Show all lines of the listing that contain the word "screenshot".

··· SOURCE DATA ···

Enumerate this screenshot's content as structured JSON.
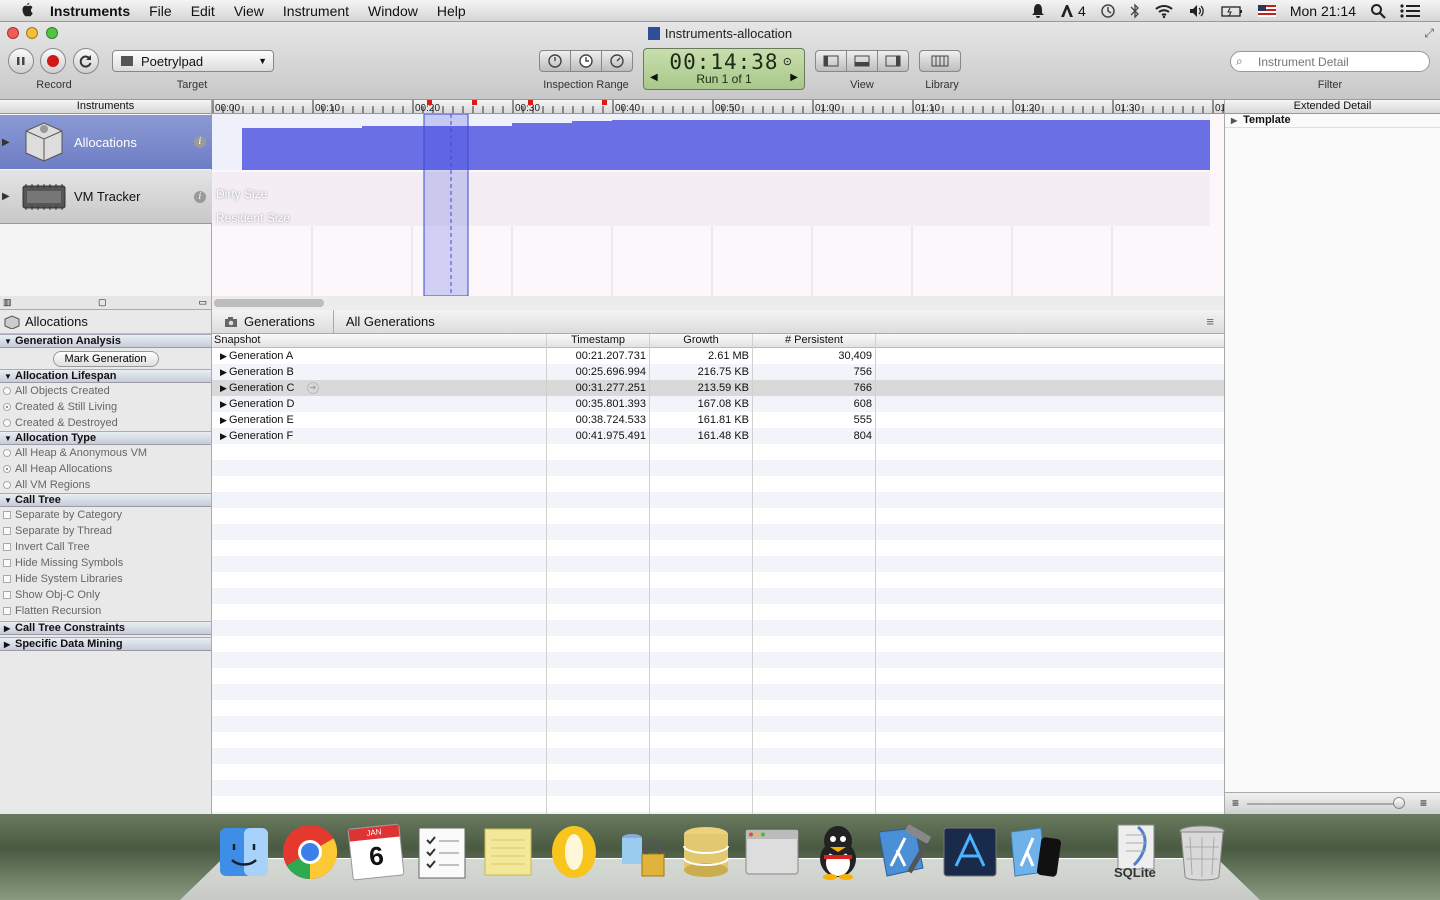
{
  "menubar": {
    "app_name": "Instruments",
    "items": [
      "File",
      "Edit",
      "View",
      "Instrument",
      "Window",
      "Help"
    ],
    "status_count": "4",
    "clock": "Mon 21:14"
  },
  "window": {
    "title": "Instruments-allocation",
    "toolbar": {
      "record_label": "Record",
      "target_label": "Target",
      "target_value": "Poetrylpad",
      "inspection_label": "Inspection Range",
      "timer": "00:14:38",
      "run": "Run 1 of 1",
      "view_label": "View",
      "library_label": "Library",
      "filter_placeholder": "Instrument Detail",
      "filter_label": "Filter"
    }
  },
  "instruments": {
    "header": "Instruments",
    "items": [
      {
        "name": "Allocations"
      },
      {
        "name": "VM Tracker"
      }
    ],
    "info_glyph": "i"
  },
  "timeline": {
    "ticks": [
      "00:00",
      "00:10",
      "00:20",
      "00:30",
      "00:40",
      "00:50",
      "01:00",
      "01:10",
      "01:20",
      "01:30",
      "01"
    ],
    "vm_labels": [
      "Dirty Size",
      "Resident Size"
    ]
  },
  "extended_detail": {
    "header": "Extended Detail",
    "template": "Template"
  },
  "left_panel": {
    "title": "Allocations",
    "sections": {
      "generation_analysis": "Generation Analysis",
      "mark_generation": "Mark Generation",
      "allocation_lifespan": "Allocation Lifespan",
      "lifespan_options": [
        "All Objects Created",
        "Created & Still Living",
        "Created & Destroyed"
      ],
      "allocation_type": "Allocation Type",
      "type_options": [
        "All Heap & Anonymous VM",
        "All Heap Allocations",
        "All VM Regions"
      ],
      "call_tree": "Call Tree",
      "call_tree_options": [
        "Separate by Category",
        "Separate by Thread",
        "Invert Call Tree",
        "Hide Missing Symbols",
        "Hide System Libraries",
        "Show Obj-C Only",
        "Flatten Recursion"
      ],
      "call_tree_constraints": "Call Tree Constraints",
      "specific_data_mining": "Specific Data Mining"
    }
  },
  "detail": {
    "breadcrumbs": [
      "Generations",
      "All Generations"
    ],
    "columns": [
      "Snapshot",
      "Timestamp",
      "Growth",
      "# Persistent"
    ],
    "rows": [
      {
        "snapshot": "Generation A",
        "timestamp": "00:21.207.731",
        "growth": "2.61 MB",
        "persistent": "30,409"
      },
      {
        "snapshot": "Generation B",
        "timestamp": "00:25.696.994",
        "growth": "216.75 KB",
        "persistent": "756"
      },
      {
        "snapshot": "Generation C",
        "timestamp": "00:31.277.251",
        "growth": "213.59 KB",
        "persistent": "766"
      },
      {
        "snapshot": "Generation D",
        "timestamp": "00:35.801.393",
        "growth": "167.08 KB",
        "persistent": "608"
      },
      {
        "snapshot": "Generation E",
        "timestamp": "00:38.724.533",
        "growth": "161.81 KB",
        "persistent": "555"
      },
      {
        "snapshot": "Generation F",
        "timestamp": "00:41.975.491",
        "growth": "161.48 KB",
        "persistent": "804"
      }
    ]
  },
  "dock": {
    "apps": [
      "finder",
      "chrome",
      "calendar",
      "reminders",
      "stickies",
      "opera",
      "keychain",
      "sequel",
      "browser",
      "qq",
      "xcode",
      "instruments",
      "app-store",
      "simulator",
      "sqlite",
      "trash"
    ],
    "calendar_month": "JAN",
    "calendar_day": "6",
    "sqlite_label": "SQLite"
  },
  "colors": {
    "selection": "#7b8ad0",
    "track_fill": "#6b6fe6",
    "lcd": "#b6d39a"
  }
}
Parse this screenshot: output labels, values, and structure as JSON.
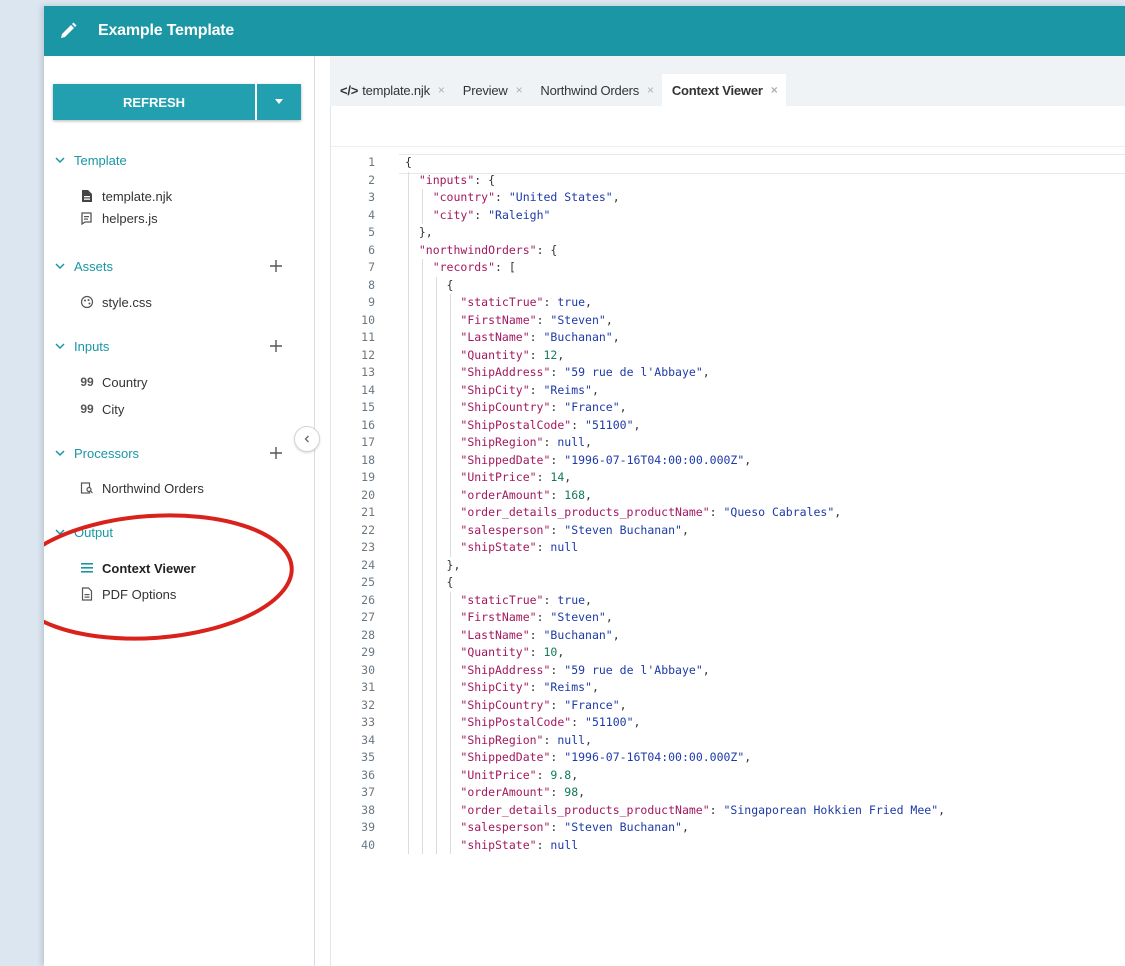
{
  "app": {
    "title": "Example Template"
  },
  "sidebar": {
    "refresh_label": "REFRESH",
    "sections": {
      "template": {
        "label": "Template",
        "items": [
          {
            "label": "template.njk",
            "icon": "file-icon"
          },
          {
            "label": "helpers.js",
            "icon": "script-icon"
          }
        ]
      },
      "assets": {
        "label": "Assets",
        "items": [
          {
            "label": "style.css",
            "icon": "palette-icon"
          }
        ]
      },
      "inputs": {
        "label": "Inputs",
        "items": [
          {
            "label": "Country",
            "icon": "quote-icon"
          },
          {
            "label": "City",
            "icon": "quote-icon"
          }
        ]
      },
      "processors": {
        "label": "Processors",
        "items": [
          {
            "label": "Northwind Orders",
            "icon": "database-icon"
          }
        ]
      },
      "output": {
        "label": "Output",
        "items": [
          {
            "label": "Context Viewer",
            "icon": "list-icon",
            "active": true
          },
          {
            "label": "PDF Options",
            "icon": "document-icon"
          }
        ]
      }
    }
  },
  "tabs": [
    {
      "label": "template.njk",
      "icon": "code-icon",
      "active": false
    },
    {
      "label": "Preview",
      "active": false
    },
    {
      "label": "Northwind Orders",
      "active": false
    },
    {
      "label": "Context Viewer",
      "active": true
    }
  ],
  "tab_close_glyph": "×",
  "tab_code_glyph": "</>",
  "code_lines": [
    "{",
    "  \"inputs\": {",
    "    \"country\": \"United States\",",
    "    \"city\": \"Raleigh\"",
    "  },",
    "  \"northwindOrders\": {",
    "    \"records\": [",
    "      {",
    "        \"staticTrue\": true,",
    "        \"FirstName\": \"Steven\",",
    "        \"LastName\": \"Buchanan\",",
    "        \"Quantity\": 12,",
    "        \"ShipAddress\": \"59 rue de l'Abbaye\",",
    "        \"ShipCity\": \"Reims\",",
    "        \"ShipCountry\": \"France\",",
    "        \"ShipPostalCode\": \"51100\",",
    "        \"ShipRegion\": null,",
    "        \"ShippedDate\": \"1996-07-16T04:00:00.000Z\",",
    "        \"UnitPrice\": 14,",
    "        \"orderAmount\": 168,",
    "        \"order_details_products_productName\": \"Queso Cabrales\",",
    "        \"salesperson\": \"Steven Buchanan\",",
    "        \"shipState\": null",
    "      },",
    "      {",
    "        \"staticTrue\": true,",
    "        \"FirstName\": \"Steven\",",
    "        \"LastName\": \"Buchanan\",",
    "        \"Quantity\": 10,",
    "        \"ShipAddress\": \"59 rue de l'Abbaye\",",
    "        \"ShipCity\": \"Reims\",",
    "        \"ShipCountry\": \"France\",",
    "        \"ShipPostalCode\": \"51100\",",
    "        \"ShipRegion\": null,",
    "        \"ShippedDate\": \"1996-07-16T04:00:00.000Z\",",
    "        \"UnitPrice\": 9.8,",
    "        \"orderAmount\": 98,",
    "        \"order_details_products_productName\": \"Singaporean Hokkien Fried Mee\",",
    "        \"salesperson\": \"Steven Buchanan\",",
    "        \"shipState\": null"
  ],
  "colors": {
    "header": "#1a96a4",
    "button": "#22a0b0",
    "section_text": "#1a96a4",
    "annotation_circle": "#d9221c",
    "json_key": "#a3185f",
    "json_string": "#1d3aa8",
    "json_number": "#117a5a"
  }
}
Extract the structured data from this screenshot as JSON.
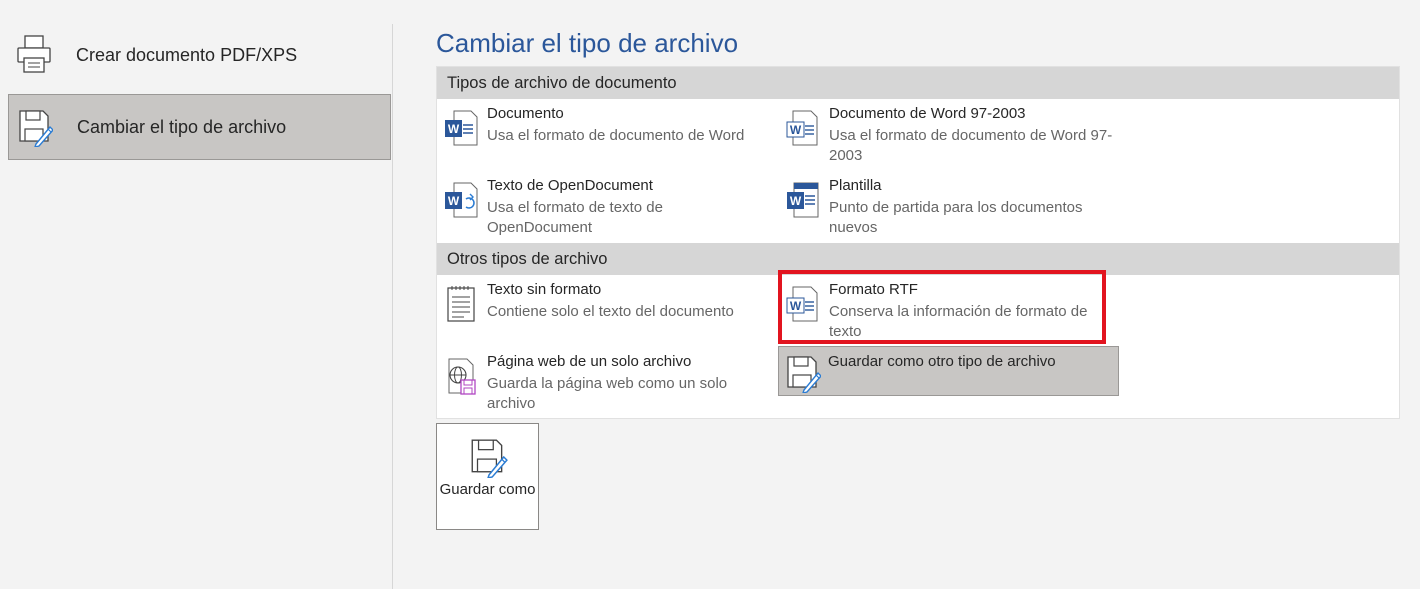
{
  "left_nav": {
    "items": [
      {
        "label": "Crear documento PDF/XPS",
        "icon": "printer-icon"
      },
      {
        "label": "Cambiar el tipo de archivo",
        "icon": "save-edit-icon",
        "selected": true
      }
    ]
  },
  "main": {
    "title": "Cambiar el tipo de archivo",
    "sections": [
      {
        "header": "Tipos de archivo de documento",
        "items": [
          {
            "title": "Documento",
            "description": "Usa el formato de documento de Word",
            "icon": "word-doc-icon"
          },
          {
            "title": "Documento de Word 97-2003",
            "description": "Usa el formato de documento de Word 97-2003",
            "icon": "word-97-icon"
          },
          {
            "title": "Texto de OpenDocument",
            "description": "Usa el formato de texto de OpenDocument",
            "icon": "odt-icon"
          },
          {
            "title": "Plantilla",
            "description": "Punto de partida para los documentos nuevos",
            "icon": "word-template-icon"
          }
        ]
      },
      {
        "header": "Otros tipos de archivo",
        "items": [
          {
            "title": "Texto sin formato",
            "description": "Contiene solo el texto del documento",
            "icon": "plain-text-icon"
          },
          {
            "title": "Formato RTF",
            "description": "Conserva la información de formato de texto",
            "icon": "rtf-icon",
            "highlighted": true
          },
          {
            "title": "Página web de un solo archivo",
            "description": "Guarda la página web como un solo archivo",
            "icon": "web-page-icon"
          },
          {
            "title": "Guardar como otro tipo de archivo",
            "description": "",
            "icon": "save-edit-icon",
            "selected": true
          }
        ]
      }
    ],
    "save_as_button": {
      "label": "Guardar como",
      "icon": "save-edit-icon"
    }
  },
  "colors": {
    "title_blue": "#2b579a",
    "highlight_red": "#e2141f",
    "word_blue": "#2b579a",
    "selected_bg": "#c8c6c4"
  }
}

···

## ANSWER SECTION:
Enumerate this screenshot's content as structured JSON.
Parse this screenshot: output labels, values, and structure as JSON.
Extract the structured data from this screenshot as JSON.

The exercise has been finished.